    With the Republican Party's National Convention underway in Cleveland, Ohio, delegates and visitors are gathered in the host city's downtown - waiting to hear from the party's presidential candidate, Donald Trump. But a few kilometers from the convention's venue, Cleveland's poorest residents are not convinced Trump or his policies will make a difference in their lives. VOA's Ramon Taylor spoke with some of these residents as well as some of the Republican delegates and filed this report.
    Video

    Video Pop-Up Art Comes to Your Living Room, Backyard and Elsewhere

    Around the world, independent artists and musicians wrestle with a common problem: where to exhibit or perform? Traditional spaces such as museums and galleries are reserved for bigger names, and renting a space is not feasible for many. Enter ArtsUp, which connects artists with venue owners. Whether it’s a living room, restaurant, office or even a boat, pop-up events are bringing music and art to unexpected places. Tina Trinh has more.
    Video

    Video With Yosemite as Backdrop, Obama Praises National Parks

    Last month, President Barack Obama and his family visited some of the most beautiful national parks in the U.S. Using the majestic backdrop of a towering waterfall in California's Yosemite National Park, Obama praised the national park system which celebrates its 100th anniversary this year. He talked about the importance of America’s “national treasures” and the need to protect them from climate change and other threats. VOA’s Julie Taboh reports.
    Video

    Video Counter-Islamic State Coalition Plots Next Steps

    As momentum shifts against Islamic State in Iraq, discussions are taking place about the next steps for driving the terrorist group from its final strongholds. Secretary of State John Kerry is hosting a counter-IS meeting at the State Department, a day after defense ministers from more than 30 countries reviewed and agreed upon a course of action. VOA Pentagon correspondent Carla Babb reports.
    Video

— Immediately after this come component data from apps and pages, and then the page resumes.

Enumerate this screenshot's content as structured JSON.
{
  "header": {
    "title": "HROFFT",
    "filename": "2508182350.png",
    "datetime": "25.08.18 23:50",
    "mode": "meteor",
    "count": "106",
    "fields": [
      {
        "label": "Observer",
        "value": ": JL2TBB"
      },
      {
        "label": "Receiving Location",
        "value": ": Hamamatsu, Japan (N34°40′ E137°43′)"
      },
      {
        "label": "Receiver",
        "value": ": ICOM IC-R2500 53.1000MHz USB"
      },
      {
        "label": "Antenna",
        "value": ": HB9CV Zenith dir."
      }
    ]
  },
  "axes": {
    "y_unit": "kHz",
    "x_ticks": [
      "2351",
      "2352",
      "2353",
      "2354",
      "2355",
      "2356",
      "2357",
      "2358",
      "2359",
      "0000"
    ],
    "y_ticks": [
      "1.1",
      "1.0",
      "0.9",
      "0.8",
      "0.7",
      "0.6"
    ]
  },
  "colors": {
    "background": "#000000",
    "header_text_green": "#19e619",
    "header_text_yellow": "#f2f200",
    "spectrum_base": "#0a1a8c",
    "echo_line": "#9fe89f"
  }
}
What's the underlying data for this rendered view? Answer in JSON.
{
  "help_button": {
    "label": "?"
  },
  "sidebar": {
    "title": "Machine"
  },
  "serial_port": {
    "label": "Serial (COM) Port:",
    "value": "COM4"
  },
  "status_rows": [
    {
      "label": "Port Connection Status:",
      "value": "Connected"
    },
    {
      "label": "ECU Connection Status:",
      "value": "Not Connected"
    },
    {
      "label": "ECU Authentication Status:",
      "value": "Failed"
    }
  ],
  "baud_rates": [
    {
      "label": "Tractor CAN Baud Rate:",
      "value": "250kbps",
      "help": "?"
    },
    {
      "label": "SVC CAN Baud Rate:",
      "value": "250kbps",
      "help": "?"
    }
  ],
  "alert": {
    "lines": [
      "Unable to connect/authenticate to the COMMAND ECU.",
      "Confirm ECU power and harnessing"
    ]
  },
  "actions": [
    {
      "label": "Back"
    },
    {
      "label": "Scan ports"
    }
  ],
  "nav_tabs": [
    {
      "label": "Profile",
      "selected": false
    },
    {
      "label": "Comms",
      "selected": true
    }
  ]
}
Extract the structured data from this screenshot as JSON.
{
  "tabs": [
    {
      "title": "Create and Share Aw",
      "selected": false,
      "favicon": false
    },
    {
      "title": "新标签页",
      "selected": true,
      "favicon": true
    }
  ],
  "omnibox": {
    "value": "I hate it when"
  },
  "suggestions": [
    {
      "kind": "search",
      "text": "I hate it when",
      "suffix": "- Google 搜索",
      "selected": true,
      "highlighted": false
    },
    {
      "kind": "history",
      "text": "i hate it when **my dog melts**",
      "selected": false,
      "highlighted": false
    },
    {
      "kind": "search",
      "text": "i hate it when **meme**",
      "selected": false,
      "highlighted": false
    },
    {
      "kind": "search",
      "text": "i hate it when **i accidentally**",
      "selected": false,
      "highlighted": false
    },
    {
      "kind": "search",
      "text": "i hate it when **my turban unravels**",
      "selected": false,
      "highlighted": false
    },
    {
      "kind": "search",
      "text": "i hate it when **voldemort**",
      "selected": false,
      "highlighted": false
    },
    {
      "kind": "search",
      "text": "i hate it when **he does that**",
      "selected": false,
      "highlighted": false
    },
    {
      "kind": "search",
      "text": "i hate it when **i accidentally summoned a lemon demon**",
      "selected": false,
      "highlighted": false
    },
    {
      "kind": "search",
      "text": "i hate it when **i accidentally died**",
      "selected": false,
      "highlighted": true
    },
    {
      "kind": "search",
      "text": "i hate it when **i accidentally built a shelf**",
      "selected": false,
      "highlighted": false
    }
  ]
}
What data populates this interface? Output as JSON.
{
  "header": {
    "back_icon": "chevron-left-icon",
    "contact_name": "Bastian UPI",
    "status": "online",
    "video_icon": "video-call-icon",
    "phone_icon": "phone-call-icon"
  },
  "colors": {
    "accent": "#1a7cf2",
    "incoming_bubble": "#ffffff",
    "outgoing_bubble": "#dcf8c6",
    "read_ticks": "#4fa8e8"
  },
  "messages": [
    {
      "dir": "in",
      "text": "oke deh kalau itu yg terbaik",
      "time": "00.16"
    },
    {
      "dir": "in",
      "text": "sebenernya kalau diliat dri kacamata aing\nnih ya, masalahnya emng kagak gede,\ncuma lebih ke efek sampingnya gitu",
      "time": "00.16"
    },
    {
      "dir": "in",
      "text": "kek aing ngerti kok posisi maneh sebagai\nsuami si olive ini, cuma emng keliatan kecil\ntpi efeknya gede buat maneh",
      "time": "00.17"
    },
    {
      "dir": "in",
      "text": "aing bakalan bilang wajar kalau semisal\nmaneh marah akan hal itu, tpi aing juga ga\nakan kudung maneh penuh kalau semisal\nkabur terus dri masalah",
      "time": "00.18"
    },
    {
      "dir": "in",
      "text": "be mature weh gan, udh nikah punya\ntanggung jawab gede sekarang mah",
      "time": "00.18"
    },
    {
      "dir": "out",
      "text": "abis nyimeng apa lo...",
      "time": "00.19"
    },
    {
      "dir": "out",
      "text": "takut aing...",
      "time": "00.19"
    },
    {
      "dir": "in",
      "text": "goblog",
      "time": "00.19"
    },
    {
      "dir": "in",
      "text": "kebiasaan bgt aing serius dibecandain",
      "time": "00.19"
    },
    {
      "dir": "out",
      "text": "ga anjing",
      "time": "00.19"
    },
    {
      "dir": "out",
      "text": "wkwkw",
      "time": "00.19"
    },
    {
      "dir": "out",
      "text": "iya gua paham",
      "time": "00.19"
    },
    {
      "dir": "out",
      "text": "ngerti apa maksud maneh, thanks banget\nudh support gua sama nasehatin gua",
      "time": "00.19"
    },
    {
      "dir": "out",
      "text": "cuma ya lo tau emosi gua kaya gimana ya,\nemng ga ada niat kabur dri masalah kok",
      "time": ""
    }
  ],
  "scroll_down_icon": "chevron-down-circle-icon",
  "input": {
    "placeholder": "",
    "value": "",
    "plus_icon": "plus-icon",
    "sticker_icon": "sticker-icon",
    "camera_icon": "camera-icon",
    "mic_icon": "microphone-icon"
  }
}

    Video Russia's Participation at Brazil Olympic Games Still In Question

    The International Olympic Committee has delayed a decision on whether to ban all Russian teams from competing in next month's Olympic Games in Brazil over allegations of an elaborate doping scheme. The World Anti-Doping Agency recently released an independent report alleging widespread doping by Russian athletes at the 2014 Winter Olympics in Sochi. So far, only Russian track and field athletes have been barred from the Summer Games in Brazil. VOA's Zlatica Hoke has more.
    Video

    Video Scotland’s Booming Whisky Industry Fears Brexit Hangover

    After Britain’s vote to leave the European Union, Scotland’s government wants to break away from the United Kingdom – fearing the nation’s exports are at risk. Among the biggest of these is whisky. Henry Ridgwell reports on a time of turmoil for those involved in the ancient art of distilling Scotland’s most famous product.
    Video

    Video Millennials Could Determine Who Wins Race to White House

    With only four months to go until Americans elect a new president, one group of voters is getting a lot more attention these days: those ages 18 to 35, a generation known as millennials. It’s a demographic that some analysts say could have the power to decide the 2016 election. But a lot depends on whether they actually turn out to vote. VOA’s Alexa Lamanna reports.

    Special Report

    Adrift The Invisible African Diaspora